• _Description of the task_:
Write out every entry precisely as given, leaving the pictures out.

(Data listing)

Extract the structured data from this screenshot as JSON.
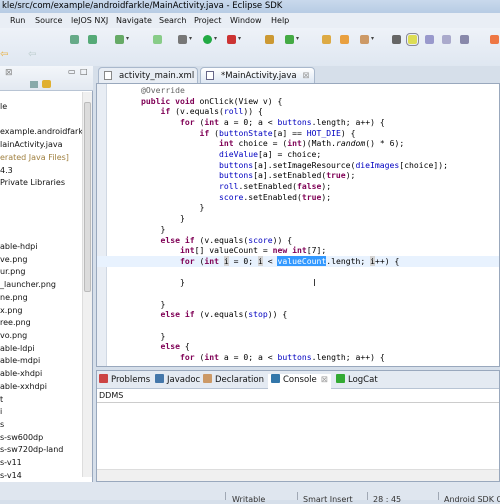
{
  "window": {
    "title": "kle/src/com/example/androidfarkle/MainActivity.java - Eclipse SDK"
  },
  "menu": [
    "Run",
    "Source",
    "leJOS NXJ",
    "Navigate",
    "Search",
    "Project",
    "Window",
    "Help"
  ],
  "toolbar": {
    "icons": [
      "download-sdk-icon",
      "avd-manager-icon",
      "checkbox-icon",
      "new-android-xml-icon",
      "debug-icon",
      "run-icon",
      "external-tools-icon",
      "new-package-icon",
      "new-class-icon",
      "open-type-icon",
      "open-folder-icon",
      "search-icon",
      "pin-icon",
      "highlight-icon",
      "show-whitespace-icon",
      "block-selection-icon",
      "paragraph-icon",
      "java-perspective-icon"
    ],
    "nav": [
      "back-icon",
      "forward-icon"
    ]
  },
  "explorer": {
    "rows": [
      "le",
      "",
      "example.androidfarkle",
      "lainActivity.java",
      "erated Java Files]",
      "4.3",
      "Private Libraries",
      "",
      "",
      "",
      "",
      "able-hdpi",
      "ve.png",
      "ur.png",
      "_launcher.png",
      "ne.png",
      "x.png",
      "ree.png",
      "vo.png",
      "able-ldpi",
      "able-mdpi",
      "able-xhdpi",
      "able-xxhdpi",
      "t",
      "i",
      "s",
      "s-sw600dp",
      "s-sw720dp-land",
      "s-v11",
      "s-v14"
    ],
    "generated_color": "#a08040"
  },
  "editor": {
    "tabs": [
      {
        "label": "activity_main.xml",
        "active": false
      },
      {
        "label": "*MainActivity.java",
        "active": true
      }
    ],
    "lines": [
      "@Override",
      "public void onClick(View v) {",
      "    if (v.equals(roll)) {",
      "        for (int a = 0; a < buttons.length; a++) {",
      "            if (buttonState[a] == HOT_DIE) {",
      "                int choice = (int)(Math.random() * 6);",
      "                dieValue[a] = choice;",
      "                buttons[a].setImageResource(dieImages[choice]);",
      "                buttons[a].setEnabled(true);",
      "                roll.setEnabled(false);",
      "                score.setEnabled(true);",
      "            }",
      "        }",
      "    }",
      "    else if (v.equals(score)) {",
      "        int[] valueCount = new int[7];",
      "        for (int i = 0; i < valueCount.length; i++) {",
      "            ",
      "        }",
      "",
      "    }",
      "    else if (v.equals(stop)) {",
      "",
      "    }",
      "    else {",
      "        for (int a = 0; a < buttons.length; a++) {"
    ],
    "current_line": 16,
    "selected_text": "valueCount"
  },
  "bottom": {
    "tabs": [
      {
        "label": "Problems",
        "icon": "problems-icon"
      },
      {
        "label": "Javadoc",
        "icon": "javadoc-icon"
      },
      {
        "label": "Declaration",
        "icon": "declaration-icon"
      },
      {
        "label": "Console",
        "icon": "console-icon",
        "active": true
      },
      {
        "label": "LogCat",
        "icon": "logcat-icon"
      }
    ],
    "console_title": "DDMS"
  },
  "status": {
    "writable": "Writable",
    "insert_mode": "Smart Insert",
    "position": "28 : 45",
    "sdk": "Android SDK C"
  },
  "colors": {
    "keyword": "#7f0055",
    "field": "#0000c0",
    "selection": "#3399ff",
    "current_line": "#e8f2fe"
  }
}
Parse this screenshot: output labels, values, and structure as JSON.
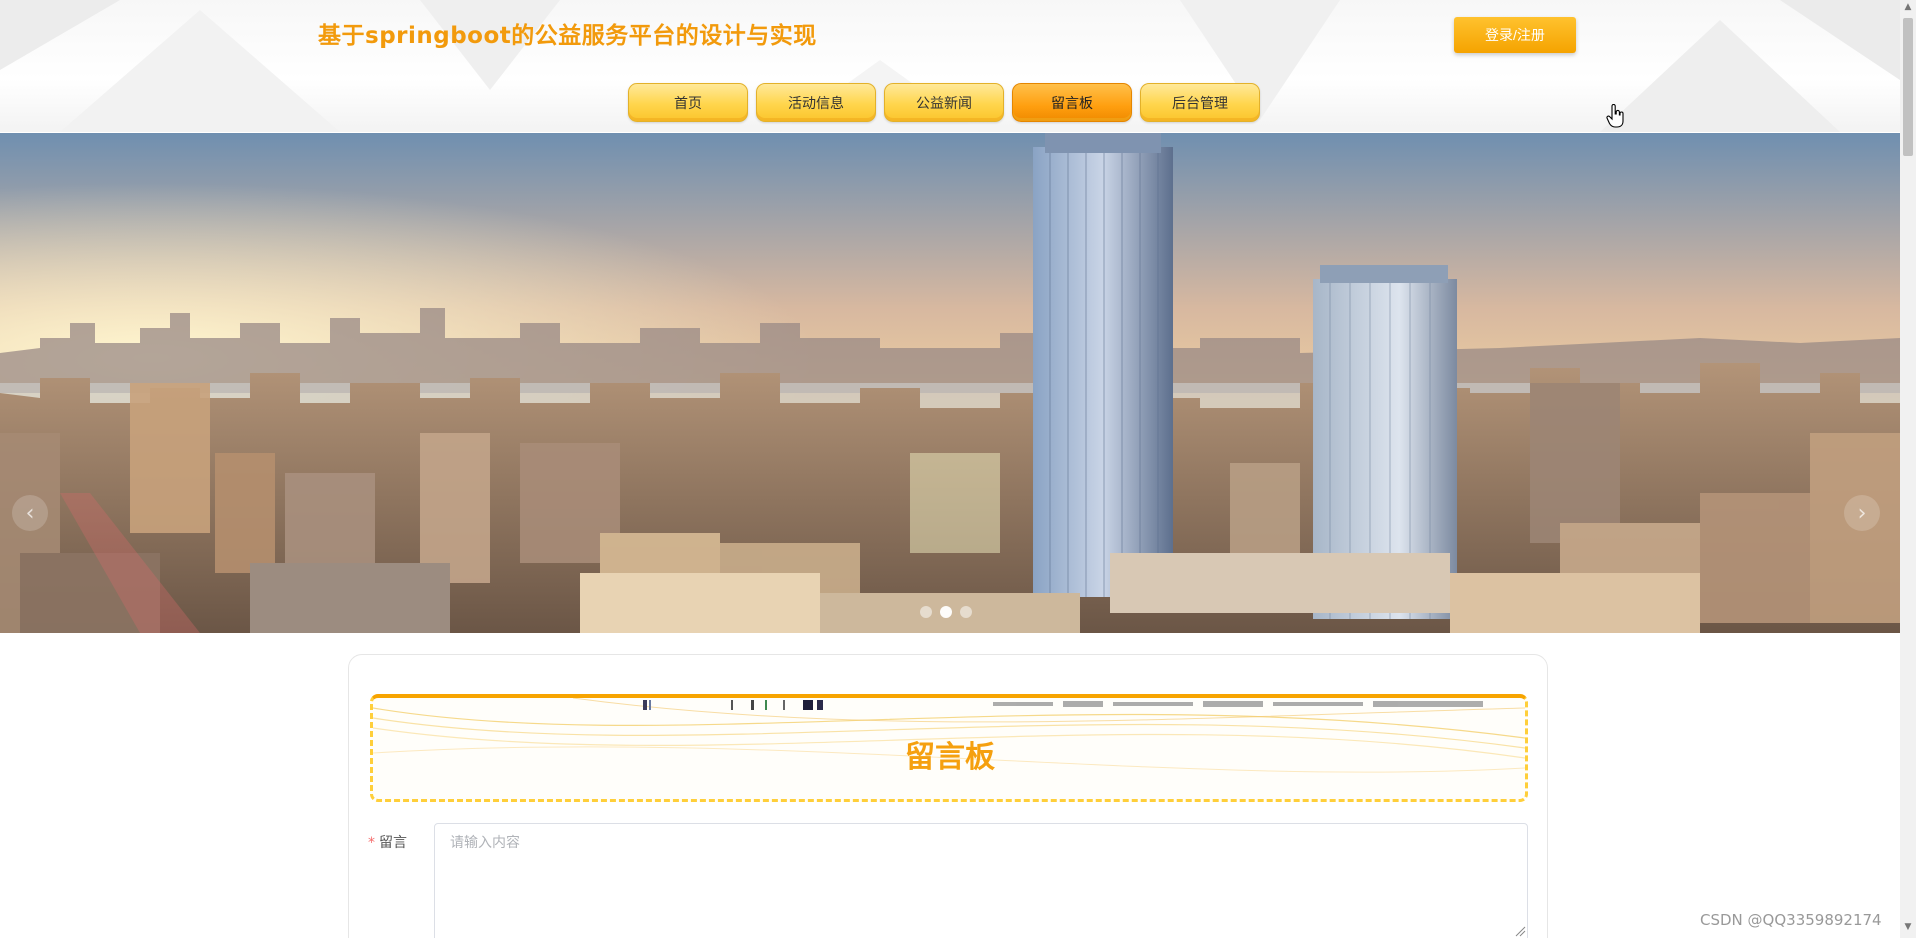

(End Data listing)

• _Task answer_:
Extract the structured data from this screenshot as JSON.
{
  "window": {
    "title": "kle/src/com/example/androidfarkle/MainActivity.java - Eclipse SDK"
  },
  "menu": [
    "Run",
    "Source",
    "leJOS NXJ",
    "Navigate",
    "Search",
    "Project",
    "Window",
    "Help"
  ],
  "toolbar": {
    "icons": [
      "download-sdk-icon",
      "avd-manager-icon",
      "checkbox-icon",
      "new-android-xml-icon",
      "debug-icon",
      "run-icon",
      "external-tools-icon",
      "new-package-icon",
      "new-class-icon",
      "open-type-icon",
      "open-folder-icon",
      "search-icon",
      "pin-icon",
      "highlight-icon",
      "show-whitespace-icon",
      "block-selection-icon",
      "paragraph-icon",
      "java-perspective-icon"
    ],
    "nav": [
      "back-icon",
      "forward-icon"
    ]
  },
  "explorer": {
    "rows": [
      "le",
      "",
      "example.androidfarkle",
      "lainActivity.java",
      "erated Java Files]",
      "4.3",
      "Private Libraries",
      "",
      "",
      "",
      "",
      "able-hdpi",
      "ve.png",
      "ur.png",
      "_launcher.png",
      "ne.png",
      "x.png",
      "ree.png",
      "vo.png",
      "able-ldpi",
      "able-mdpi",
      "able-xhdpi",
      "able-xxhdpi",
      "t",
      "i",
      "s",
      "s-sw600dp",
      "s-sw720dp-land",
      "s-v11",
      "s-v14"
    ],
    "generated_color": "#a08040"
  },
  "editor": {
    "tabs": [
      {
        "label": "activity_main.xml",
        "active": false
      },
      {
        "label": "*MainActivity.java",
        "active": true
      }
    ],
    "lines": [
      "@Override",
      "public void onClick(View v) {",
      "    if (v.equals(roll)) {",
      "        for (int a = 0; a < buttons.length; a++) {",
      "            if (buttonState[a] == HOT_DIE) {",
      "                int choice = (int)(Math.random() * 6);",
      "                dieValue[a] = choice;",
      "                buttons[a].setImageResource(dieImages[choice]);",
      "                buttons[a].setEnabled(true);",
      "                roll.setEnabled(false);",
      "                score.setEnabled(true);",
      "            }",
      "        }",
      "    }",
      "    else if (v.equals(score)) {",
      "        int[] valueCount = new int[7];",
      "        for (int i = 0; i < valueCount.length; i++) {",
      "            ",
      "        }",
      "",
      "    }",
      "    else if (v.equals(stop)) {",
      "",
      "    }",
      "    else {",
      "        for (int a = 0; a < buttons.length; a++) {"
    ],
    "current_line": 16,
    "selected_text": "valueCount"
  },
  "bottom": {
    "tabs": [
      {
        "label": "Problems",
        "icon": "problems-icon"
      },
      {
        "label": "Javadoc",
        "icon": "javadoc-icon"
      },
      {
        "label": "Declaration",
        "icon": "declaration-icon"
      },
      {
        "label": "Console",
        "icon": "console-icon",
        "active": true
      },
      {
        "label": "LogCat",
        "icon": "logcat-icon"
      }
    ],
    "console_title": "DDMS"
  },
  "status": {
    "writable": "Writable",
    "insert_mode": "Smart Insert",
    "position": "28 : 45",
    "sdk": "Android SDK C"
  },
  "colors": {
    "keyword": "#7f0055",
    "field": "#0000c0",
    "selection": "#3399ff",
    "current_line": "#e8f2fe"
  }
}
Parse this screenshot: output labels, values, and structure as JSON.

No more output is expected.